In '06, I convinced the owners of the bar I was working at to open for the games. The host country was Germany, so games started between 6am and 2pm. Of course, most of the interesting ones were at 6am. Our biggest crowd was for the big US-Italy game. It was a brutal, grueling affair. And despite being a man down on bad calls, we almost pulled it off. A few moderately questionable calls combined with the seemingly impenetrable Azzuri defense to knock us out in the round of 32 (that and an embarrassing loss to a team I shall not name).

After '06, I made a plan with Sean, aka Seamus, aka Pinkus McGee, to save up and go to the 2010 games together. Sadly, a number of complications prevented this plan from reaching fruition. Even if we'd managed to save the money and keep things on track, I'd be prevented at from traveling halfway around the world at this stage by the impending birth of my daughter, but I still have a little sadness to not be in S. Africa with one of my best friends (Seamus, I'm thinking of you every moment of this).

Which brings us to my final point. Amy works for Madame Toussauds. Yes, they're a British company, and yes, many of their senior managers in the states are British. But this, on an iconic stretch of Americana, hours before one of the biggest games in US international soccer history, is simply unforgiveable.

Therefore, I am mounting a campaign to boycott Madame Toussauds.
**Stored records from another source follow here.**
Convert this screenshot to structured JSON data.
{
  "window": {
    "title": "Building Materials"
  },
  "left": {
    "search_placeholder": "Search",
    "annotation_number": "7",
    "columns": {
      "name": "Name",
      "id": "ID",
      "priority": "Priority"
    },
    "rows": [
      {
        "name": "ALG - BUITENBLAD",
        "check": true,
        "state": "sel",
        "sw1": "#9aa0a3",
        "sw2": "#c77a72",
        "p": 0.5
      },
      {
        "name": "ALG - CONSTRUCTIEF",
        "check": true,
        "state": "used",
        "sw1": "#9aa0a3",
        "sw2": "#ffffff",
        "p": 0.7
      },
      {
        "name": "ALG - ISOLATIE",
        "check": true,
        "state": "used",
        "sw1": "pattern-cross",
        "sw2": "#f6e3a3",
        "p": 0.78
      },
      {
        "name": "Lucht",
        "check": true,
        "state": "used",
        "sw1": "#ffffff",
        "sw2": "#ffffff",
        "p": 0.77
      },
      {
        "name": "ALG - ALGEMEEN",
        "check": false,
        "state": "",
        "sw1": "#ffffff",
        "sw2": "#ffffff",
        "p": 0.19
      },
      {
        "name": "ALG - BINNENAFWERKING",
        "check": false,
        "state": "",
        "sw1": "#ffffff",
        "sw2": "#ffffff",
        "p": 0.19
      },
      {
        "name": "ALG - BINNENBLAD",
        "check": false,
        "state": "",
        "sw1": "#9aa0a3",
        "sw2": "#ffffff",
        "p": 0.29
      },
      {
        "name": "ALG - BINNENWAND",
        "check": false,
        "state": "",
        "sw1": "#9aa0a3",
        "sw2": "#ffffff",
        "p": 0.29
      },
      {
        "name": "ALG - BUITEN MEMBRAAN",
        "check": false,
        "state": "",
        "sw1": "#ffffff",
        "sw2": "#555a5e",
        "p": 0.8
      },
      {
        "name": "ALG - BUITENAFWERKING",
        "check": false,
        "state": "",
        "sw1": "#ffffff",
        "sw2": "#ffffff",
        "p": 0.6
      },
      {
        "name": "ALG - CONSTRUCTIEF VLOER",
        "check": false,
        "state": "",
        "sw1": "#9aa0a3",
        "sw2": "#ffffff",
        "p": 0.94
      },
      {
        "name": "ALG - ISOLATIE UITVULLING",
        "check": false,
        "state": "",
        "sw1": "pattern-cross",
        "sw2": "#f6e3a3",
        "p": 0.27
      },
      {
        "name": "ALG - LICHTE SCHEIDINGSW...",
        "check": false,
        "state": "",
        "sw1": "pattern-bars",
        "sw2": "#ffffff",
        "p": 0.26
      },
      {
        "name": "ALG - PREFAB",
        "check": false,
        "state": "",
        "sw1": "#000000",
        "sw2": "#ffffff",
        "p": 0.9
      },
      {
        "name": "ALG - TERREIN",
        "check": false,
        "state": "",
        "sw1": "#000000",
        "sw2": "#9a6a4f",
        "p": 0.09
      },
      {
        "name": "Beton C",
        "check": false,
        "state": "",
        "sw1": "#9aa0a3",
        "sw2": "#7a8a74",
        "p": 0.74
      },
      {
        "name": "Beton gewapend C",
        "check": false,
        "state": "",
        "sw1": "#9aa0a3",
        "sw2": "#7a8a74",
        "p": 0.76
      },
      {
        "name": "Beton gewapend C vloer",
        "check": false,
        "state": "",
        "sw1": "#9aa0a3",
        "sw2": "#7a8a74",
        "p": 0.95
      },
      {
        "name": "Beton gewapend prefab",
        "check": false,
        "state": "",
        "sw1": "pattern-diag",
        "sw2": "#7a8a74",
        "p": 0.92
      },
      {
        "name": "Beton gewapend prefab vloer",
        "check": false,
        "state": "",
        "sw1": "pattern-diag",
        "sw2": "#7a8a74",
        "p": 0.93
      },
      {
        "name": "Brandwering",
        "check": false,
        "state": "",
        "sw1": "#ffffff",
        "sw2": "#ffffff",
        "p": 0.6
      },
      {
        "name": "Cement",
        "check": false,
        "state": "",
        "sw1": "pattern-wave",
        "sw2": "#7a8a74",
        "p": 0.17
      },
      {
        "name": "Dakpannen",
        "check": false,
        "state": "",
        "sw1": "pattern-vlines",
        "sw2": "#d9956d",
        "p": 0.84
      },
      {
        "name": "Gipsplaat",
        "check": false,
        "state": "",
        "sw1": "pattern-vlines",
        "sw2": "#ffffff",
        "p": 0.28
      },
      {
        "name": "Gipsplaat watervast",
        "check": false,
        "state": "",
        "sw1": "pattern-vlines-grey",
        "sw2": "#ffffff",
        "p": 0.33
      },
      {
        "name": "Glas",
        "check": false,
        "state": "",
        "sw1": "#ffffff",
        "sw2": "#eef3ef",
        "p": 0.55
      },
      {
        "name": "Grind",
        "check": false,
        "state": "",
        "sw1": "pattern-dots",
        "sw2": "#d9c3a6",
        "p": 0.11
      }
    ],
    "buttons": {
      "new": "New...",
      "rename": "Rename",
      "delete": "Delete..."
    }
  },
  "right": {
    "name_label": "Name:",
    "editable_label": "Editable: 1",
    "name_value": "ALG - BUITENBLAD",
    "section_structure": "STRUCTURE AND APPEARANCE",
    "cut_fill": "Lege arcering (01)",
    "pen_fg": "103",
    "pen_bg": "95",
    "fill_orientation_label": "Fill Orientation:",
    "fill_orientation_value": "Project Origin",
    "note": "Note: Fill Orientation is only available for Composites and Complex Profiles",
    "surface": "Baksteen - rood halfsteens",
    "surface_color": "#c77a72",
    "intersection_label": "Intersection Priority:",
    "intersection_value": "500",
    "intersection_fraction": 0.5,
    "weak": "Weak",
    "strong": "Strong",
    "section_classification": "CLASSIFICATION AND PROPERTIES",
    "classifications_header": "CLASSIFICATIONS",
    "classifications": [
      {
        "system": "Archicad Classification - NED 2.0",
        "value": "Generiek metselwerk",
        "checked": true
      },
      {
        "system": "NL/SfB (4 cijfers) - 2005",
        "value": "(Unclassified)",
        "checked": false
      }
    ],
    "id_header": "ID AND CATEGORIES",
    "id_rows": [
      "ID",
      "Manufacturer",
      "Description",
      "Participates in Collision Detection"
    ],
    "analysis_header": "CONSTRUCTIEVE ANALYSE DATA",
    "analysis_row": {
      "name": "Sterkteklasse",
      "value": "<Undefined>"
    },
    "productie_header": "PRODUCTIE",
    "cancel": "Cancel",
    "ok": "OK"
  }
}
I hope you will join me.


Monday, June 7, 2010

Fire Drill

When Amy went to the Doc on Thursday for her checkup, they told her she was 2cm dilated and 70-80% effaced. "See ya back in a week... if you make it that long!" A delivery last week would have put her about 2 weeks early, well within the normal window.

On Friday, her contractions were regular enough that I decided to cut out of a major work event 4 days early and come home. The last plane from Phoenix to LAS leaves at 9:15, and the first in the morning is at 6:00am. Didn't seem like it was worth risking, so I changed my flight, bid the team farewell, and headed home.

All day Saturday, contractions were regular, but not strong. On Sunday, they were both. But it seems that the little lady may be a bit of a prankster, because this morning the contractions, while strong, were few and far between.

I guess that's my own karma. A prankster of a daughter, already seeing how much attention she can get with just a little tease. I'm home now, and will be for the duration. I'm just eager to meet this little troublemaker, so she'd better not end up being 2 weeks late and getting here on the 4th of July...